He exchanged a few words with Hales during that semi-final at Trent Bridge. "He's pretty similar to me top of the order, we're both pretty tall and he hits it quite hard. It was quite cool playing against him a few weeks ago, seeing how he went about it. I was keeping so I got to see him, close up. I asked him how things were with him and he said he was just getting on with it. Luckily we got him out or it could have been game over pretty quick."
Nottinghamshire, predictably, took the chance to raise Vaughan's KP comparison when he went in to bat. "A few of them brought it up which was quite funny. You just have to laugh about it."
As Eoin Morgan, England's limited-overs captain, said about Buttler earlier this month, Banton also "has a gear not may others have". When he took down the Nottinghamshire offspinner, Matt Carter, with 24 off an over - utterly dismissive in only the 10th of the innings - it changed the mood of the semi-final.
He has chatted at length to Marcus Trescothick, who acts as Somerset's batting coach in the limited-overs formats, about pacing his innings and, even allowing for his free-flowing style, there has been a design about his recent knocks that augers well.
Trescothick has spoken highly of him in the build-up to the final. "Tom has a massive amount of talent. He's a vital player and everyone has been talking about him because of how explosive he can be.
"He's almost that new-age type of player: someone who has come through the ranks while growing up watching T20 cricket, so they're all practising these shots from an early age. Some of the shots that Banton would play, I'm thinking: 'You have no right to be able to do that.' It's outrageous what they can do.
"He's made for the big occasion. He loves the moment, the big noise, the opportunity to entertain. He's that kind of character, who wants to enjoy himself and almost show off the skills that he has."
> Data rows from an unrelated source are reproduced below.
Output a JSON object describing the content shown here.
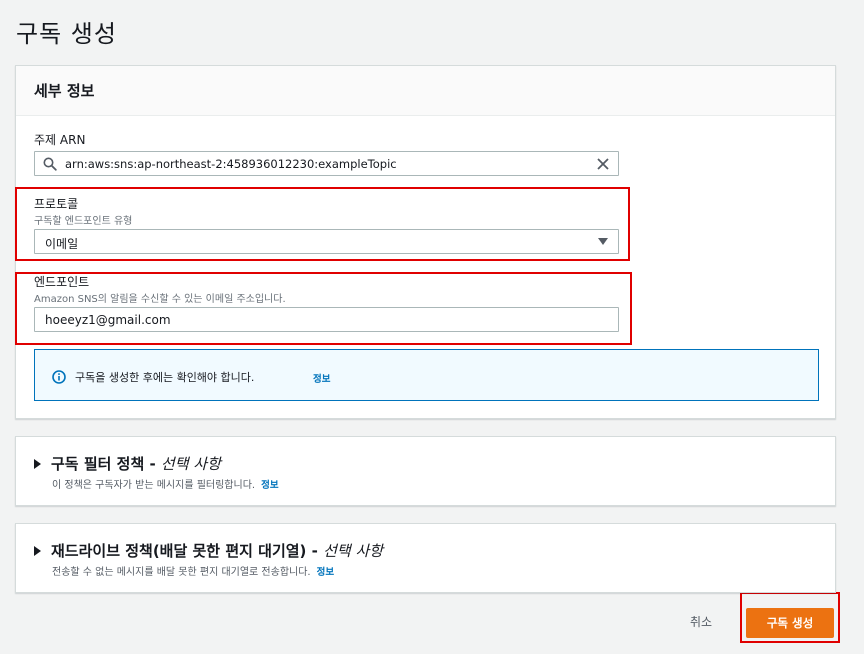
{
  "page": {
    "title": "구독 생성"
  },
  "details": {
    "heading": "세부 정보",
    "topic_arn": {
      "label": "주제 ARN",
      "value": "arn:aws:sns:ap-northeast-2:458936012230:exampleTopic"
    },
    "protocol": {
      "label": "프로토콜",
      "description": "구독할 엔드포인트 유형",
      "value": "이메일"
    },
    "endpoint": {
      "label": "엔드포인트",
      "description": "Amazon SNS의 알림을 수신할 수 있는 이메일 주소입니다.",
      "value": "hoeeyz1@gmail.com"
    },
    "alert": {
      "message": "구독을 생성한 후에는 확인해야 합니다.",
      "link": "정보"
    }
  },
  "filter_policy": {
    "title": "구독 필터 정책 - ",
    "optional": "선택 사항",
    "description": "이 정책은 구독자가 받는 메시지를 필터링합니다.",
    "link": "정보"
  },
  "redrive_policy": {
    "title": "재드라이브 정책(배달 못한 편지 대기열) - ",
    "optional": "선택 사항",
    "description": "전송할 수 없는 메시지를 배달 못한 편지 대기열로 전송합니다.",
    "link": "정보"
  },
  "actions": {
    "cancel": "취소",
    "create": "구독 생성"
  },
  "colors": {
    "primary_button": "#ec7211",
    "link": "#0073bb",
    "highlight": "#e00000"
  }
}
Life rushes on. Four years ago, Andrew Strauss, then the ECB's director of cricket, put one-day internationals on a par with Tests and the result has been an England squad with the credentials to challenge for the World Cup.
But next summer, the county 50-over competition - the feeder for that England side - will be diminished by running as an undercard to The Hundred, becoming a competition for professionals who don't get chosen in the draft and an army of junior pros to make up the numbers.
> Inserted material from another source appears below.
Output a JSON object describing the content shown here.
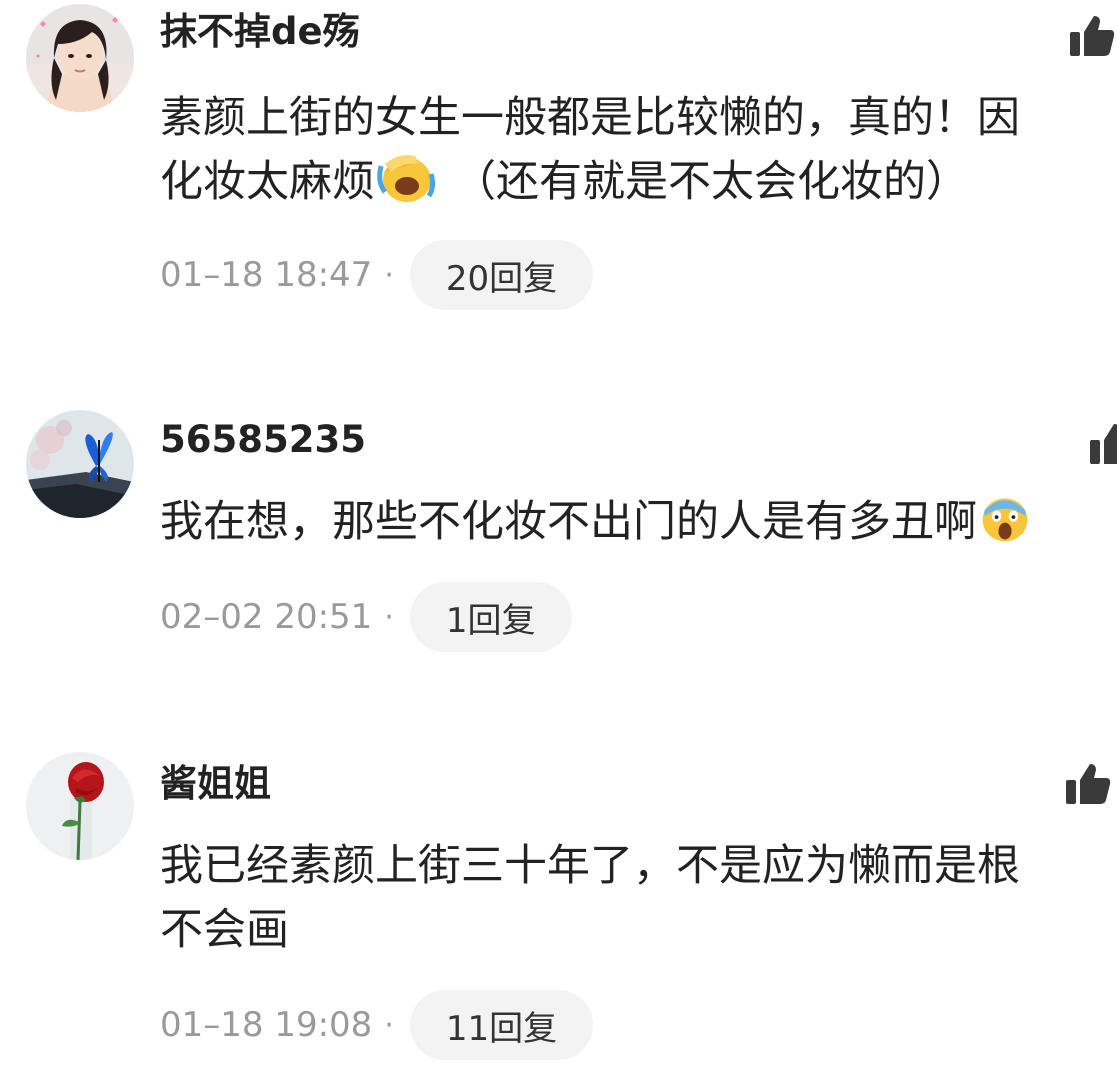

If Somerset take the trophy, Banton will be happiest of all for Peter Trego, an allrounder embedded in Somerset folklore, who was a great influence in Somerset's 2nd XI last summer. "He's a club legend… the changing room clown in a way," Banton said. "He's been in endless semi-finals and finals and has always come second."
As for himself, if he makes runs, he will quietly touch a small tattoo on his inner arm in tribute to his late grandfather who took such an interest in his early cricketing career.
But he says he is not about to make too much of the biggest cricketing day of his life, and you believe him. "I don't over think it. I just turn up," he said. "If it's your day it's your day."